▸ Work required: Copy out the full listing that comes next, exactly.
━━ Dataset records ━━
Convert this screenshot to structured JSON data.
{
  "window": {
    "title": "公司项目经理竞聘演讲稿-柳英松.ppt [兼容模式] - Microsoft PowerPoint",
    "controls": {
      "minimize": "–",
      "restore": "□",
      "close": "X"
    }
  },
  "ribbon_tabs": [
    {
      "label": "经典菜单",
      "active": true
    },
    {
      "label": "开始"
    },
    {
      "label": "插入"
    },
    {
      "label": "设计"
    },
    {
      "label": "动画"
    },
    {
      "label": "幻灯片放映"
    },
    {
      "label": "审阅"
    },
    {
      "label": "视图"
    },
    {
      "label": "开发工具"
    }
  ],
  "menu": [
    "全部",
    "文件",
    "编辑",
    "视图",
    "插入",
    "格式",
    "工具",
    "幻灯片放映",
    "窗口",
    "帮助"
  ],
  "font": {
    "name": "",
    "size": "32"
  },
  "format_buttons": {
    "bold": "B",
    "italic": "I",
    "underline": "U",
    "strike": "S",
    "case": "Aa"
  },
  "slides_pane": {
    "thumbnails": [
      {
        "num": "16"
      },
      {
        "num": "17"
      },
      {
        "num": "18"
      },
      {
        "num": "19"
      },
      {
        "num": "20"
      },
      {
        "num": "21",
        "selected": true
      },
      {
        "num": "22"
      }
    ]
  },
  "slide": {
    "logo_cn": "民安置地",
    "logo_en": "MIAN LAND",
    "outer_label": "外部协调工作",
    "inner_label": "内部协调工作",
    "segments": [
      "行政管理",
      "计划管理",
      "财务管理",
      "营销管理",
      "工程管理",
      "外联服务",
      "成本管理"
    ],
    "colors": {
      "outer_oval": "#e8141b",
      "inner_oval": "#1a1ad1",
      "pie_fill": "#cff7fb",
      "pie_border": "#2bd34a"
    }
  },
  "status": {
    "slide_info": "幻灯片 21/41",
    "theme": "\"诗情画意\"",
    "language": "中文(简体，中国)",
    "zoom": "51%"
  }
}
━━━
▸ Answer to this exercise:
Convert this screenshot to structured JSON data.
{
  "window": {
    "title": "公司项目经理竞聘演讲稿-柳英松.ppt [兼容模式] - Microsoft PowerPoint",
    "controls": {
      "minimize": "–",
      "restore": "□",
      "close": "X"
    }
  },
  "ribbon_tabs": [
    {
      "label": "经典菜单",
      "active": true
    },
    {
      "label": "开始"
    },
    {
      "label": "插入"
    },
    {
      "label": "设计"
    },
    {
      "label": "动画"
    },
    {
      "label": "幻灯片放映"
    },
    {
      "label": "审阅"
    },
    {
      "label": "视图"
    },
    {
      "label": "开发工具"
    }
  ],
  "menu": [
    "全部",
    "文件",
    "编辑",
    "视图",
    "插入",
    "格式",
    "工具",
    "幻灯片放映",
    "窗口",
    "帮助"
  ],
  "font": {
    "name": "",
    "size": "32"
  },
  "format_buttons": {
    "bold": "B",
    "italic": "I",
    "underline": "U",
    "strike": "S",
    "case": "Aa"
  },
  "slides_pane": {
    "thumbnails": [
      {
        "num": "16"
      },
      {
        "num": "17"
      },
      {
        "num": "18"
      },
      {
        "num": "19"
      },
      {
        "num": "20"
      },
      {
        "num": "21",
        "selected": true
      },
      {
        "num": "22"
      }
    ]
  },
  "slide": {
    "logo_cn": "民安置地",
    "logo_en": "MIAN LAND",
    "outer_label": "外部协调工作",
    "inner_label": "内部协调工作",
    "segments": [
      "行政管理",
      "计划管理",
      "财务管理",
      "营销管理",
      "工程管理",
      "外联服务",
      "成本管理"
    ],
    "colors": {
      "outer_oval": "#e8141b",
      "inner_oval": "#1a1ad1",
      "pie_fill": "#cff7fb",
      "pie_border": "#2bd34a"
    }
  },
  "status": {
    "slide_info": "幻灯片 21/41",
    "theme": "\"诗情画意\"",
    "language": "中文(简体，中国)",
    "zoom": "51%"
  }
}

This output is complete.